I remember Dad telling me about his first job being at the brickyard, 10 cents an hour for 10 hour days.  Back in those days the owner was as much your bank as your employer too, Dad also told me the story of wanting a bike, so rather than actually buying it, his boss Uncle At Smith got it for him out of his wages.

The brickyard supplied brick for all the locals, I know our well was lined with brick from Snook’s Harbour, and our chimney was made from it as well.  Looking closely at the picture you can see shards of brick amongst the snow on the shore (yes I know its hard not to look at the view, see how tough we had it scenery wise?).

When I was younger it was easy to find full bricks, maybe slightly imperfect scattered on the shore with the Smith name stamped in them.  I had one as a kind of souvenir in our house back home, wish I had thought to keep it now, those keepsakes mean more as you get older I find. There were also remnants of equipment to be seen.  I’m sure more of this has washed away or grown over over the years.

The Snook’s Harbour brickyard area was also home to some people, I’m not sure it it ever had a name as a community, but there is a small graveyard near there.  I’m sure someone reading can give me more details (and I’ll try to look them up later).  I’ll update this if I ever get info.

View from Brickyard Area (Picture by Eric Cooper)

View from Brickyard Area (Picture by Eric Cooper)

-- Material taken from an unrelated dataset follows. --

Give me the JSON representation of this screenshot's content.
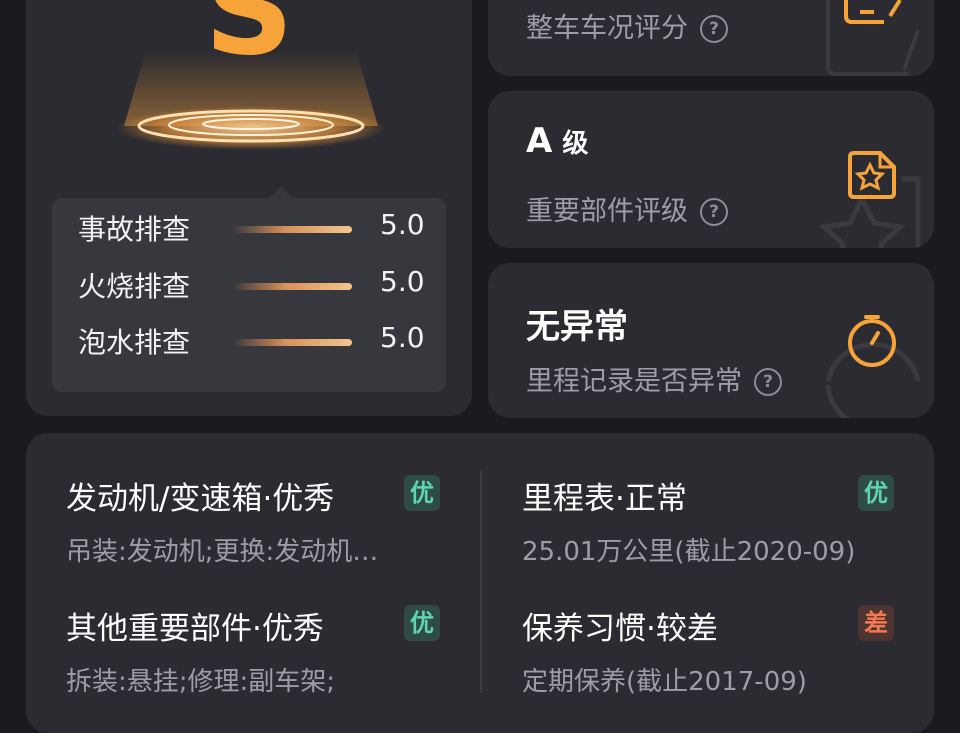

Elliott’s Cove brickyard too had remnants, but were harder to find as that yard closed much earlier.  I’m sure its still worth a visit to the curious or nostalgic though.  Adding another view from the Snook’s Harbour brickyard here, just because.  Enjoy the view, and thanks Eric!